[SUPPLIED INFORMATION Boundary: Start]
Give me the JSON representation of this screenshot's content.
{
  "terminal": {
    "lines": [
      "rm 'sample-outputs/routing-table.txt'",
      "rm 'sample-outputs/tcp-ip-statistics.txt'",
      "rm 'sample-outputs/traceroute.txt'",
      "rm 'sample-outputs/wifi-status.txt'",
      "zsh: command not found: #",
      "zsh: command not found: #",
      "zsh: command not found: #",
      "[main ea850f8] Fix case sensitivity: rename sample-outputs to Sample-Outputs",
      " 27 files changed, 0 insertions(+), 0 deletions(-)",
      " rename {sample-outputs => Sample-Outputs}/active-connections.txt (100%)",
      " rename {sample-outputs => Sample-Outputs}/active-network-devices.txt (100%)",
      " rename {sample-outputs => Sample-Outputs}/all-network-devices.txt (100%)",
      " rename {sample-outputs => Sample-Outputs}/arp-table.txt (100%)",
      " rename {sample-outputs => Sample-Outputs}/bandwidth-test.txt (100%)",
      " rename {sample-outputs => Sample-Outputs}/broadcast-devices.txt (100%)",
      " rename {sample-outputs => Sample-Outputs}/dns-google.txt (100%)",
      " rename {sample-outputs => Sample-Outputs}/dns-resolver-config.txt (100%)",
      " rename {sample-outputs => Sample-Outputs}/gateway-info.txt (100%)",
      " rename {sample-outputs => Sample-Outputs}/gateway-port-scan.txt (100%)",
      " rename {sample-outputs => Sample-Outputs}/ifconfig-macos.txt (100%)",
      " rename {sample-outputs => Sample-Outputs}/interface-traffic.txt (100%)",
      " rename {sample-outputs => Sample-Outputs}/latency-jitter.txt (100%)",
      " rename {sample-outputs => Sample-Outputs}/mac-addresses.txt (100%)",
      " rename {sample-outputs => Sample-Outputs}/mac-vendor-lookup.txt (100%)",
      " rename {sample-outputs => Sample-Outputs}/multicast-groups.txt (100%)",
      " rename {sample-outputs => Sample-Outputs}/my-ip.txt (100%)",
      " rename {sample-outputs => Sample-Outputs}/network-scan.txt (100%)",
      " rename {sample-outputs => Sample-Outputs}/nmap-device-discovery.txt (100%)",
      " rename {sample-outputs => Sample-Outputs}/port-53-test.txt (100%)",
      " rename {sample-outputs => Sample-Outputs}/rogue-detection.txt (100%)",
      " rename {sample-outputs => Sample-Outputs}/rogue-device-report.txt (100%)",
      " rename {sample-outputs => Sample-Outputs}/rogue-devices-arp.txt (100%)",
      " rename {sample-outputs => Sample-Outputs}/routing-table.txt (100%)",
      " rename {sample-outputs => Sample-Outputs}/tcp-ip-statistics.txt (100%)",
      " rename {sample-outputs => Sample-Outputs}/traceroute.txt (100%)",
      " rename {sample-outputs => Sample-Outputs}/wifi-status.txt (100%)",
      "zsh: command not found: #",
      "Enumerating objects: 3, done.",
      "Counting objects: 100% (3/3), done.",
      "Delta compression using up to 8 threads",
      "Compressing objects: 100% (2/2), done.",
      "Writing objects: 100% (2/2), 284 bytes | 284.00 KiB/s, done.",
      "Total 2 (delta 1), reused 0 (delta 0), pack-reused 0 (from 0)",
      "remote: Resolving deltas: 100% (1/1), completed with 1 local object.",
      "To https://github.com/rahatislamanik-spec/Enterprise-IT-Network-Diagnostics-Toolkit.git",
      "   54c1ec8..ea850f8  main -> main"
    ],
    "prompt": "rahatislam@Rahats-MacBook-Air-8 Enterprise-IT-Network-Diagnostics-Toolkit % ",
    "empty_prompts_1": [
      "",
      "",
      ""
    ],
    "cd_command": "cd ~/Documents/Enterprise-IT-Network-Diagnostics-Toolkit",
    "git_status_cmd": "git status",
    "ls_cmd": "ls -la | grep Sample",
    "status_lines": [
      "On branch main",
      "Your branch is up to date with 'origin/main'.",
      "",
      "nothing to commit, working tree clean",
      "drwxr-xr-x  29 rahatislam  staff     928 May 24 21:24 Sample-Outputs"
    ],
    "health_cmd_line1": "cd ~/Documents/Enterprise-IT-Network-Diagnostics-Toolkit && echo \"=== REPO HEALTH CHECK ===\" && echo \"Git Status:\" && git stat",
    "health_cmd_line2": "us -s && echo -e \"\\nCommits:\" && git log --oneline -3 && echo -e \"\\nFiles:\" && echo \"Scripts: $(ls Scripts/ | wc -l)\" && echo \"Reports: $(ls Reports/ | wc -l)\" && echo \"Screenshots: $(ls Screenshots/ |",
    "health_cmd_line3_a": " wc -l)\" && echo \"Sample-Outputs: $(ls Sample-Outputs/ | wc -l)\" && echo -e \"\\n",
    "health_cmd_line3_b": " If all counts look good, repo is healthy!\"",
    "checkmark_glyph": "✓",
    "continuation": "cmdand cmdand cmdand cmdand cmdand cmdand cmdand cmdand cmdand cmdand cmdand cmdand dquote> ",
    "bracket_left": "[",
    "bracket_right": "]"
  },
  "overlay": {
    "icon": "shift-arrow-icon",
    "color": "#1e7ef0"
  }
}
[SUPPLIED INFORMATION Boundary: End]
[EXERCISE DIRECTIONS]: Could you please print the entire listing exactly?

[SOLUTION FOR THIS PROBLEM]:
Give me the JSON representation of this screenshot's content.
{
  "terminal": {
    "lines": [
      "rm 'sample-outputs/routing-table.txt'",
      "rm 'sample-outputs/tcp-ip-statistics.txt'",
      "rm 'sample-outputs/traceroute.txt'",
      "rm 'sample-outputs/wifi-status.txt'",
      "zsh: command not found: #",
      "zsh: command not found: #",
      "zsh: command not found: #",
      "[main ea850f8] Fix case sensitivity: rename sample-outputs to Sample-Outputs",
      " 27 files changed, 0 insertions(+), 0 deletions(-)",
      " rename {sample-outputs => Sample-Outputs}/active-connections.txt (100%)",
      " rename {sample-outputs => Sample-Outputs}/active-network-devices.txt (100%)",
      " rename {sample-outputs => Sample-Outputs}/all-network-devices.txt (100%)",
      " rename {sample-outputs => Sample-Outputs}/arp-table.txt (100%)",
      " rename {sample-outputs => Sample-Outputs}/bandwidth-test.txt (100%)",
      " rename {sample-outputs => Sample-Outputs}/broadcast-devices.txt (100%)",
      " rename {sample-outputs => Sample-Outputs}/dns-google.txt (100%)",
      " rename {sample-outputs => Sample-Outputs}/dns-resolver-config.txt (100%)",
      " rename {sample-outputs => Sample-Outputs}/gateway-info.txt (100%)",
      " rename {sample-outputs => Sample-Outputs}/gateway-port-scan.txt (100%)",
      " rename {sample-outputs => Sample-Outputs}/ifconfig-macos.txt (100%)",
      " rename {sample-outputs => Sample-Outputs}/interface-traffic.txt (100%)",
      " rename {sample-outputs => Sample-Outputs}/latency-jitter.txt (100%)",
      " rename {sample-outputs => Sample-Outputs}/mac-addresses.txt (100%)",
      " rename {sample-outputs => Sample-Outputs}/mac-vendor-lookup.txt (100%)",
      " rename {sample-outputs => Sample-Outputs}/multicast-groups.txt (100%)",
      " rename {sample-outputs => Sample-Outputs}/my-ip.txt (100%)",
      " rename {sample-outputs => Sample-Outputs}/network-scan.txt (100%)",
      " rename {sample-outputs => Sample-Outputs}/nmap-device-discovery.txt (100%)",
      " rename {sample-outputs => Sample-Outputs}/port-53-test.txt (100%)",
      " rename {sample-outputs => Sample-Outputs}/rogue-detection.txt (100%)",
      " rename {sample-outputs => Sample-Outputs}/rogue-device-report.txt (100%)",
      " rename {sample-outputs => Sample-Outputs}/rogue-devices-arp.txt (100%)",
      " rename {sample-outputs => Sample-Outputs}/routing-table.txt (100%)",
      " rename {sample-outputs => Sample-Outputs}/tcp-ip-statistics.txt (100%)",
      " rename {sample-outputs => Sample-Outputs}/traceroute.txt (100%)",
      " rename {sample-outputs => Sample-Outputs}/wifi-status.txt (100%)",
      "zsh: command not found: #",
      "Enumerating objects: 3, done.",
      "Counting objects: 100% (3/3), done.",
      "Delta compression using up to 8 threads",
      "Compressing objects: 100% (2/2), done.",
      "Writing objects: 100% (2/2), 284 bytes | 284.00 KiB/s, done.",
      "Total 2 (delta 1), reused 0 (delta 0), pack-reused 0 (from 0)",
      "remote: Resolving deltas: 100% (1/1), completed with 1 local object.",
      "To https://github.com/rahatislamanik-spec/Enterprise-IT-Network-Diagnostics-Toolkit.git",
      "   54c1ec8..ea850f8  main -> main"
    ],
    "prompt": "rahatislam@Rahats-MacBook-Air-8 Enterprise-IT-Network-Diagnostics-Toolkit % ",
    "empty_prompts_1": [
      "",
      "",
      ""
    ],
    "cd_command": "cd ~/Documents/Enterprise-IT-Network-Diagnostics-Toolkit",
    "git_status_cmd": "git status",
    "ls_cmd": "ls -la | grep Sample",
    "status_lines": [
      "On branch main",
      "Your branch is up to date with 'origin/main'.",
      "",
      "nothing to commit, working tree clean",
      "drwxr-xr-x  29 rahatislam  staff     928 May 24 21:24 Sample-Outputs"
    ],
    "health_cmd_line1": "cd ~/Documents/Enterprise-IT-Network-Diagnostics-Toolkit && echo \"=== REPO HEALTH CHECK ===\" && echo \"Git Status:\" && git stat",
    "health_cmd_line2": "us -s && echo -e \"\\nCommits:\" && git log --oneline -3 && echo -e \"\\nFiles:\" && echo \"Scripts: $(ls Scripts/ | wc -l)\" && echo \"Reports: $(ls Reports/ | wc -l)\" && echo \"Screenshots: $(ls Screenshots/ |",
    "health_cmd_line3_a": " wc -l)\" && echo \"Sample-Outputs: $(ls Sample-Outputs/ | wc -l)\" && echo -e \"\\n",
    "health_cmd_line3_b": " If all counts look good, repo is healthy!\"",
    "checkmark_glyph": "✓",
    "continuation": "cmdand cmdand cmdand cmdand cmdand cmdand cmdand cmdand cmdand cmdand cmdand cmdand dquote> ",
    "bracket_left": "[",
    "bracket_right": "]"
  },
  "overlay": {
    "icon": "shift-arrow-icon",
    "color": "#1e7ef0"
  }
}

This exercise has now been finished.